In this special five-part podcast series, sponsored by Gan Integrity, we have considered the evolution of compliance, from disconnected to connected. We have explored why compliance is disconnected and what can be done to connect it, how to build a connected compliance program and technology can help in this endeavor. The series has been a fascinating exploration of where compliance is in 2019 and where it is headed down the road. In this fifth and final episode, I visit Valerie Charles, the Chief Strategy Officer at GAN Integrity on what is the human side of connected compliance.
It is clear that the driving force for change in compliance is technology. The Department of Justice (DOJ) and Securities and Exchange Commission (SEC) have both talked about the need to incorporate technology into a best practices compliance program. Yet there still and will always be the need for human element in compliance. In many ways it is because a CCO or compliance practitioner is in a leadership position in an organization. I asked Charles, what qualities she thought made a top-notch CCO and she emphasized, “you have to be a strategic partner to the business and you have to be able to determine when your compliance team should be making judgment calls versus when you should be relying on kind of objective data.”
Obviously, this requires striking a balance, getting the uniformity so that you have predictability in the way that the organization is going to respond to issues. Charles stated, “as problems arise, this uniformity becomes important.” Yet the CCO must still factor in the human judgment. While you may have “this crazy technology that is fantastic, there’s no substitute for human judgment.” Where technology can come into play is around administrative or more rote tasks of the compliance professional. This means wedding the human judgement with the right set of data as inputs.
Charles sees the next step as “real-time transparency” where you are not simply setting up policies and procedures but overseeing them real-time, literally across the globe so that you are following compliance as it happens. This means the corporate compliance function has access and transparency, so that you are looking at objective data and have a close enough relationship with your eyes and ears and compliance team members on the ground where the business operates. This allows you to respond to things that are going on to change procedure, policy and react and even engage in discipline when necessary.

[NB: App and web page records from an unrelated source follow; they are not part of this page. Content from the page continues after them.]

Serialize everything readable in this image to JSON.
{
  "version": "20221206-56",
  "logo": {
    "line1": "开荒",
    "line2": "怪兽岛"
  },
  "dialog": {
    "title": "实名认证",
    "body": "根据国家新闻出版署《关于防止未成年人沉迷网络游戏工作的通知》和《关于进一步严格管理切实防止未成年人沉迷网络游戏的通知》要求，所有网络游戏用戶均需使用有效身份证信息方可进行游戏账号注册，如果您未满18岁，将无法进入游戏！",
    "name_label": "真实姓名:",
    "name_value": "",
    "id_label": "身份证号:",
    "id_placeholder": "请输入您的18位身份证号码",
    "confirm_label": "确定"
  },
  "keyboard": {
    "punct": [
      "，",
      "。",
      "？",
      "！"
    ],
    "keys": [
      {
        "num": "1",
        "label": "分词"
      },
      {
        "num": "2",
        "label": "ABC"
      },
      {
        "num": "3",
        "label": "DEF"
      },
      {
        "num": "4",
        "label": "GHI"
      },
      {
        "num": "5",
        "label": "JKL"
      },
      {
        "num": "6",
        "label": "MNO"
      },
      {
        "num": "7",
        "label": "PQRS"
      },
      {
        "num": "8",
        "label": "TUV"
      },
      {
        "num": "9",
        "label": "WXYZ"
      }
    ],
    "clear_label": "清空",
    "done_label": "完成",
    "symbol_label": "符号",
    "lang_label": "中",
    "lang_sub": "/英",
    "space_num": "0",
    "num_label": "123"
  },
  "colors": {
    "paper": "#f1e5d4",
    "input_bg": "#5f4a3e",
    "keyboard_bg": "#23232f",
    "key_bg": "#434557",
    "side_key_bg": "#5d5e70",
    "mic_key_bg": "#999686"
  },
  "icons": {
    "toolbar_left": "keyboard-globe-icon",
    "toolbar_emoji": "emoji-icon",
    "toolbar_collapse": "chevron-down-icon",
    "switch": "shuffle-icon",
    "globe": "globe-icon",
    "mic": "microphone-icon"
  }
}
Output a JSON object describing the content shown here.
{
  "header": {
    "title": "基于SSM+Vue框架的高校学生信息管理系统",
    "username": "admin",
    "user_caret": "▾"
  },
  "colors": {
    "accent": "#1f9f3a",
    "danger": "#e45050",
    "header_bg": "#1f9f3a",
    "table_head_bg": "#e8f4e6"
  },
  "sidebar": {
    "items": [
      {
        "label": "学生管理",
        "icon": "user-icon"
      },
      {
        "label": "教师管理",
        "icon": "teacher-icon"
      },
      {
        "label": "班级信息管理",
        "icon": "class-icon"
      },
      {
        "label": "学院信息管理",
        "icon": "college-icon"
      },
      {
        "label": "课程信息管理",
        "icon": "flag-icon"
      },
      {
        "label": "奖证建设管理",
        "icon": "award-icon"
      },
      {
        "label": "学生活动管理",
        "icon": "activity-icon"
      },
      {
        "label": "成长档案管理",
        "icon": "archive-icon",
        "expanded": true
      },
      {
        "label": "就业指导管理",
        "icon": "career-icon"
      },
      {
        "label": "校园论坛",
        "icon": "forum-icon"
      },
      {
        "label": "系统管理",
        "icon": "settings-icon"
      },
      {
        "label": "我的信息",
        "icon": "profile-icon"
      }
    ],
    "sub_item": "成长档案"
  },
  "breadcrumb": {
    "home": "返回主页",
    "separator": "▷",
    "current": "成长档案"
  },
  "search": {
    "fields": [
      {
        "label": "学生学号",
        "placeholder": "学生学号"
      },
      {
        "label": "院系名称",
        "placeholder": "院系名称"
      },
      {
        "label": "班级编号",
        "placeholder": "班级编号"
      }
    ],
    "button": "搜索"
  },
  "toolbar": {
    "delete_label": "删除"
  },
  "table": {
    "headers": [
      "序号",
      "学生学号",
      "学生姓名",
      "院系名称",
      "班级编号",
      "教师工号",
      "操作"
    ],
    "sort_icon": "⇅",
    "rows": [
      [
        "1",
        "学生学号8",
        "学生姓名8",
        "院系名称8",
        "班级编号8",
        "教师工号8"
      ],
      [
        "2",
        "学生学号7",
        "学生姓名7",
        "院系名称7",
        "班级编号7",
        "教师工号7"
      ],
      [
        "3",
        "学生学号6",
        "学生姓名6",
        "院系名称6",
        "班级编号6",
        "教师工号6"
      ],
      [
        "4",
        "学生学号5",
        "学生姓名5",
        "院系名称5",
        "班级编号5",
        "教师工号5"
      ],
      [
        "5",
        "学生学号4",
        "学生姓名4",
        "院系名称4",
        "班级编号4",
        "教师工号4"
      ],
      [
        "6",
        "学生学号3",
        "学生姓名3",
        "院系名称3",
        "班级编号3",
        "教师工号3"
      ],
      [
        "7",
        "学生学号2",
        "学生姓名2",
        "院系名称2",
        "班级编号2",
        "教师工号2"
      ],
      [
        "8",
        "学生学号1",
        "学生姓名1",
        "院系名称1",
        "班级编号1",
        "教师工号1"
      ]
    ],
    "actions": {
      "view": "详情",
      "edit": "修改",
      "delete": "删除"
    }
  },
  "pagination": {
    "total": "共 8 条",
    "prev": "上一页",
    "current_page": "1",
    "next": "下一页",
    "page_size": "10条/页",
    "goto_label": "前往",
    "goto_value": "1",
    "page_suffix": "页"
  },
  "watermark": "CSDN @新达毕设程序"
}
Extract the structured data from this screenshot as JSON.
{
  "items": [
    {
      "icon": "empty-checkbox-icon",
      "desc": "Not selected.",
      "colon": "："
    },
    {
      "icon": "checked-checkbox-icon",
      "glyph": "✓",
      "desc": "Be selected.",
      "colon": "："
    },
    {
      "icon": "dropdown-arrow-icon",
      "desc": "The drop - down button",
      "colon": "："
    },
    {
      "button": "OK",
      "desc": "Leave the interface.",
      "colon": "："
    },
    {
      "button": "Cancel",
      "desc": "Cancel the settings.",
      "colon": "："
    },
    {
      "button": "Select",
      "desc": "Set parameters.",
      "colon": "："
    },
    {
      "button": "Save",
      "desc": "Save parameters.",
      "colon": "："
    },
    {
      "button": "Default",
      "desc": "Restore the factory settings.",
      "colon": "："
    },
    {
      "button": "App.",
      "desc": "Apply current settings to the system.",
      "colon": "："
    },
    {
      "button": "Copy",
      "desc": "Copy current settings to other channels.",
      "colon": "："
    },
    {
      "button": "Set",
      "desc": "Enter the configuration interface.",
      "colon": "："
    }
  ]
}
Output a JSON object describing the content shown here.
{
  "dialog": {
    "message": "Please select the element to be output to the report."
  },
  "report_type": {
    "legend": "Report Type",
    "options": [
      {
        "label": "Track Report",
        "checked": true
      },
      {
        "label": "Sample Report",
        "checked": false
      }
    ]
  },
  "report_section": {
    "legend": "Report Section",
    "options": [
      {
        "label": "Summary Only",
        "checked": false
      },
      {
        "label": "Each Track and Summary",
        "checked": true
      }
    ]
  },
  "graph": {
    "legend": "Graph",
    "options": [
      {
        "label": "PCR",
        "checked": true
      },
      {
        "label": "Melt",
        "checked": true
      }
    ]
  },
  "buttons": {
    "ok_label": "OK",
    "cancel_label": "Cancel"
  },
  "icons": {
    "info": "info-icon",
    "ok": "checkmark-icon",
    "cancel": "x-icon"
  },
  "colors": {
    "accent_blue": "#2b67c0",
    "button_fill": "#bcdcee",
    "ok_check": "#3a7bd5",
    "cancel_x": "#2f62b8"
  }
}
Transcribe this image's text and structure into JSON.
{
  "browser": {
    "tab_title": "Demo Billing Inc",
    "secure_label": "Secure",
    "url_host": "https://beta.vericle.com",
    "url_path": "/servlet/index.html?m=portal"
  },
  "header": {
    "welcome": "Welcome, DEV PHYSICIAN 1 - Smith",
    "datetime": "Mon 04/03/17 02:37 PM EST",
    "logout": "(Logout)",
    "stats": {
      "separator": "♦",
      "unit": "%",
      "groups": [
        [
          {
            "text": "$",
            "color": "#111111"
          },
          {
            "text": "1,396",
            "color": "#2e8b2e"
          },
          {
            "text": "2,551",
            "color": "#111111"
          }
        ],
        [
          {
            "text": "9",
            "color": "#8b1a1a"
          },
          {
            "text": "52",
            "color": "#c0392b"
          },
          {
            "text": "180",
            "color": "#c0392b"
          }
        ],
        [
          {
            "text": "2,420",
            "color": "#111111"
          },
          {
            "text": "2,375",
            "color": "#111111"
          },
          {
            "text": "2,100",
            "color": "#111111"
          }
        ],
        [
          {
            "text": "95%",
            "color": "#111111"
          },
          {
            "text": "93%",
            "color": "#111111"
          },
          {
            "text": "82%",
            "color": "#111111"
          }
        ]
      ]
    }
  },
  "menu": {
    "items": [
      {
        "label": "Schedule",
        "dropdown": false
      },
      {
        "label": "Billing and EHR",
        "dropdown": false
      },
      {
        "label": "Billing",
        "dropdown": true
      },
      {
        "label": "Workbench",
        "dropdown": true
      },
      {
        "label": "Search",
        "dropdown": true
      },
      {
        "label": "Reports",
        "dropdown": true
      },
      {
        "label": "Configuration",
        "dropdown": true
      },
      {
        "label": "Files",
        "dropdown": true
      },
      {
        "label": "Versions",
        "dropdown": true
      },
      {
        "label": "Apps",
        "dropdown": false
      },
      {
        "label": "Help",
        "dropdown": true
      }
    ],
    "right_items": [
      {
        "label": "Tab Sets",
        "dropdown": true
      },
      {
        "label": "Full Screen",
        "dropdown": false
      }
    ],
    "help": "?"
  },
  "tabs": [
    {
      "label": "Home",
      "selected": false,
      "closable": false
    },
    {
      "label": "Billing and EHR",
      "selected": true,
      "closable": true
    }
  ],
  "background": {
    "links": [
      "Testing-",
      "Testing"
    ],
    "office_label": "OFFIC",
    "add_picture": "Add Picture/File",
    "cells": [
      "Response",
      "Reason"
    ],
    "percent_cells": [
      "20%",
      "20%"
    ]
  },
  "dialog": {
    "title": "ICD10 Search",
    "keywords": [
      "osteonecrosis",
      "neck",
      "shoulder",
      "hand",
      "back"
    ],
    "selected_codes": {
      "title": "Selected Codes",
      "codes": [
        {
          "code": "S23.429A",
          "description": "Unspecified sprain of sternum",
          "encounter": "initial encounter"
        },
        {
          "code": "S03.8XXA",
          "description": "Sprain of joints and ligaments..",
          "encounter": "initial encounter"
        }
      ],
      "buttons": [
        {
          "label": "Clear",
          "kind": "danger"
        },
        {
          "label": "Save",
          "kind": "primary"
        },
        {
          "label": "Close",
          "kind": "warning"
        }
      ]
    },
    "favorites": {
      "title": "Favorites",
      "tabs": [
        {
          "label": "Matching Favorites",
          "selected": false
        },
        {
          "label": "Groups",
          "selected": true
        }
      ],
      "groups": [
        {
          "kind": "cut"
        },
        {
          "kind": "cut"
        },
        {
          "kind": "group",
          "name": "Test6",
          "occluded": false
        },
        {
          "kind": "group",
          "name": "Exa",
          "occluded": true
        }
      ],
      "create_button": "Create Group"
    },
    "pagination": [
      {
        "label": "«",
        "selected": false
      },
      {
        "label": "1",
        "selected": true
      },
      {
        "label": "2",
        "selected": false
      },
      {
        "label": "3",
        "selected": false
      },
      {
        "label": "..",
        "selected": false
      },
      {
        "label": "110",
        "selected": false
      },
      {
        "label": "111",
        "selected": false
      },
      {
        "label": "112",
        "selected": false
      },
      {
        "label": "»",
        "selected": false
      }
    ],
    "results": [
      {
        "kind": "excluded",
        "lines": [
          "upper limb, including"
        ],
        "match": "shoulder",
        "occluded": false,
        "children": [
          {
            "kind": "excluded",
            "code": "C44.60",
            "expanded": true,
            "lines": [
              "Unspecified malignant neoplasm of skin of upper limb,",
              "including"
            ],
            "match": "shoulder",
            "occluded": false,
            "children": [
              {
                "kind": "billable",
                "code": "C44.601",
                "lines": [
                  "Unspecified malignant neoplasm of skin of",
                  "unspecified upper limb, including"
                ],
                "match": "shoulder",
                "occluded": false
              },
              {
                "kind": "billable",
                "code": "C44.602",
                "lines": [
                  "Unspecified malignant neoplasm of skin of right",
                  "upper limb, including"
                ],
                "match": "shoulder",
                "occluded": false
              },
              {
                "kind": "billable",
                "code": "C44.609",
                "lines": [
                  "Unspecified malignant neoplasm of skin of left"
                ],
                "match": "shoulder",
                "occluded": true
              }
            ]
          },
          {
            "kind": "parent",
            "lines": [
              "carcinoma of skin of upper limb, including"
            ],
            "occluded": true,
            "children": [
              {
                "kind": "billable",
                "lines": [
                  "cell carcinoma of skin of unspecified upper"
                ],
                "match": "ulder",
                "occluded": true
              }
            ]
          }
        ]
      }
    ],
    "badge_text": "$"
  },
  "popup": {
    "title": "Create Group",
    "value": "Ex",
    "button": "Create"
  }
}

All of this is what the DOJ has articulated as operationalizing compliance. It first garnered attention in the February 2017 release of the Evaluation of Corporate Compliance Programs. Since that time, compliance practitioners have steadily worked to move their compliance programs forward onto the front lines of their business units. Connected compliance is one way to do so but it clearly requires a human element to not only interpret but to impart the appropriate or required compliance solution. Charles said, “I think operationalizing compliance means that you cannot have an annual or even quarterly update on what’s going on in the program. It must be operationalized in such a way that you are sharing information not only with the regional business units of floating up to the corporate compliance folks, but also sharing information back and forth with the other business units, procurement, finance and reacting in real time.”
Connected compliance also works towards elevating the compliance function within the organization. Charles said, “for compliance to be effective, you have an understanding of the business and even frankly a more fundamental way than the legal department. You need to know how money flows through the business to be able to figure out where controls need to be. You must know and understand onboarding and the full lifecycle of relationships with your employees, with your outside third parties and your business partners.” She concluded that if your compliance function does not have involvement and buy-in from at a minimum HR procurement, finance and audit, “you don’t really have a working program.”
We ended with exploring how can compliance professionals and compliance officers advocate for a more connected compliance program within their organization? Charles said it begins with recognizing you many need a solution without any glaring problem in front of you. If you have multiple reporting systems, that alone will create inefficiencies. What can you do to reduce this number? Consider implementing a standard platform that gives you the ability to have data feeds that would present a real-time graph or chart within a dashboard. All of these will help you to have both a more robust compliance solution and bring greater value to your organization.
The human side of compliance will never go away even as there is an enhanced technological solution. These factors help make compliance one of the most exciting and rewarding professions around. It is why I claimed the mantle of the Compliance Evangelist and why I am so passionate about the compliance profession.
As we conclude this special podcast series on connected compliance, you can see the need for an enhanced technological solution around compliance, coupled with an ever-growing human side to compliance. These factors help make compliance one of the most exciting, rewarding professions around. It is why I claimed the mantle of the Compliance Evangelist and why I am so passionate about the compliance profession.
For more information on how connected compliance, visit our sponsor Gan Integrity Solutions, Inc. at www.ganintegrity.com.